    I have a good amount in this fund. Both managers - equities and bonds - seem very good. Most of my equity investment is in individual stocks, but I am frequently looking at what fund managers like Edward Bousa of VWELX and Don Kibride of VDIGX are doing. I like to see their top positions and what they have been buying.

    My eventual objective (within 5-7 years or so) is to get the dividend rate up to at least 3.5% and perhaps more like 4%. That will probably require the vast majority of my equities to be outside of funds because every quarter of a percent in overhead hurts.
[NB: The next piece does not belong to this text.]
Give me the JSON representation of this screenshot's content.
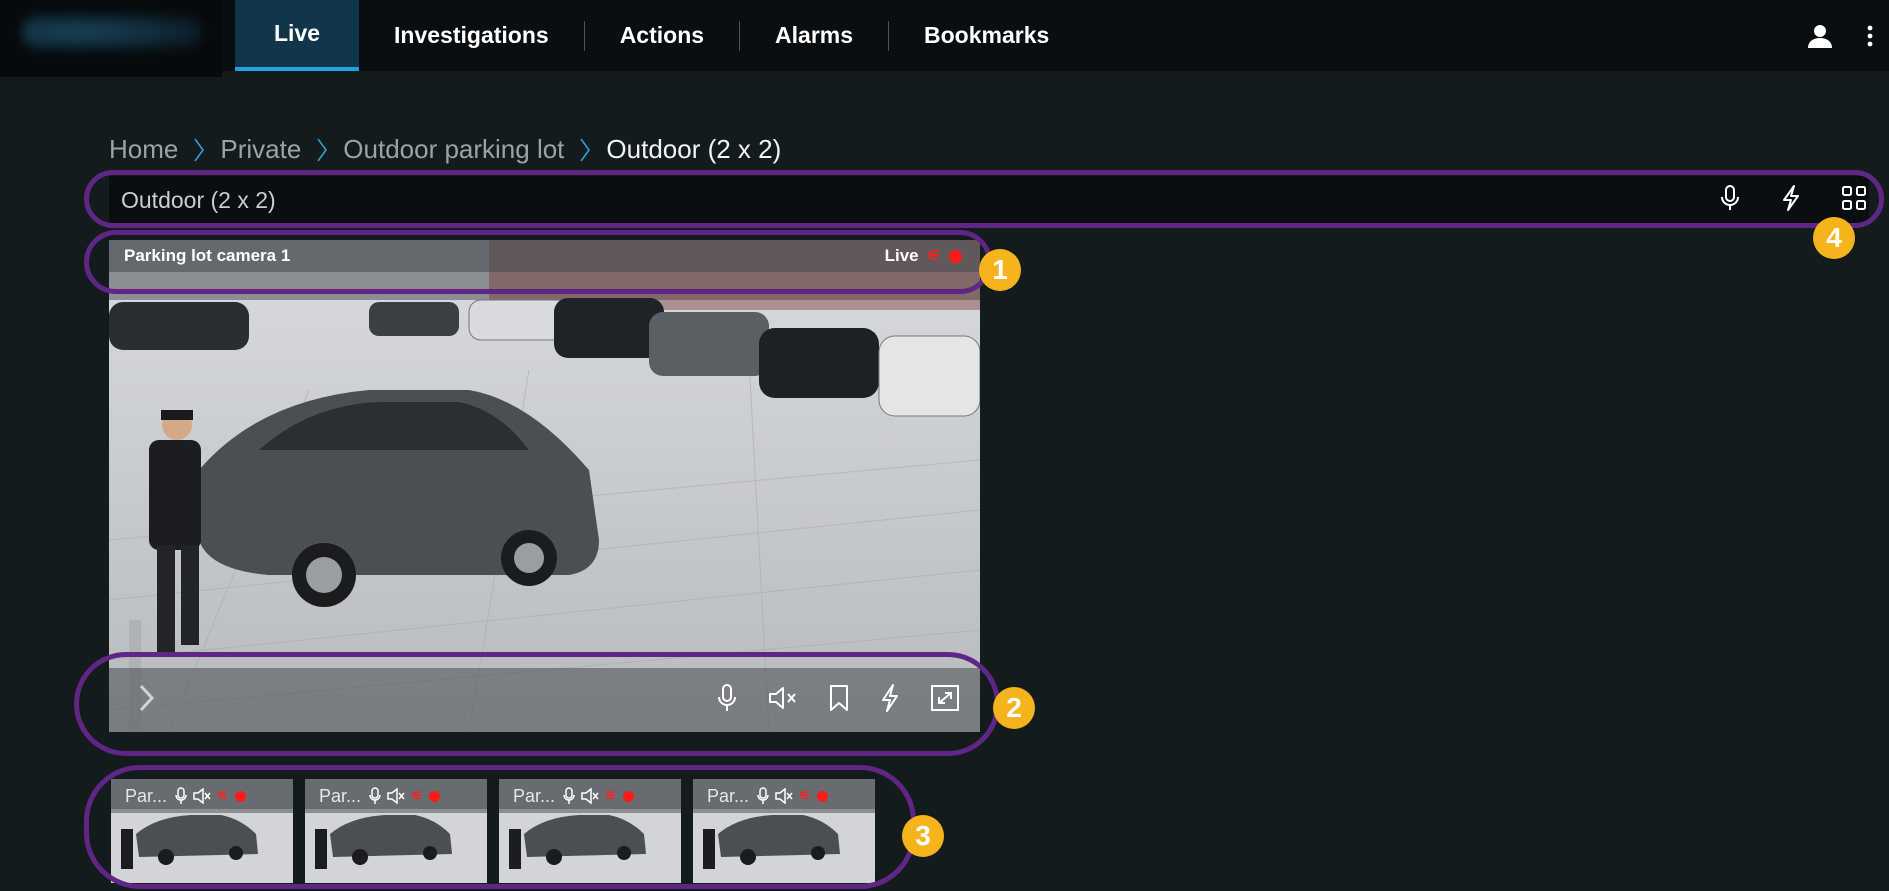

But that said I do find a place for some funds both as an investment and to observe what these guys are doing.

    Jul 20, 2015. 05:07 PM | 3 Likes Like |Link to Comment
  • Wal-Mart: Another Bear Sighting As YiHaoDian Founders Quit [View article]
    Hmm. I have WMT and IBM - and various other out of favor stocks. That is how I have prospered over 40 years - buying great companies when they are undervalued relative to the market. I think that negative "secular trend factors" have been overstated for these two and other companies as well. I don't worry about what the bulls like or "Wall Street Trends". Trying to chase the trends is, in my observation, a sure way to lose money. WD
    Jul 20, 2015. 03:41 PM | 2 Likes Like |Link to Comment
  • U.S. Bancorp: Q2 2015 - Buy [View article]
    I am long USB also. M* has it 12% below fair value which seems reasonable. USB never had a money-losing quarter during the 08/09 financial crisis. It was during that downturn that I picked up my shares and I have let the dividends accrue since.

    Jul 20, 2015. 03:37 PM | 1 Like Like |Link to Comment
  • Wal-Mart: Another Bear Sighting As YiHaoDian Founders Quit [View article]
    One more quick comment - the time of opportunity is during bearish sentiment that is overwrought. WMT seems to be that kind of investment.
    Jul 18, 2015. 05:59 PM | 1 Like Like |Link to Comment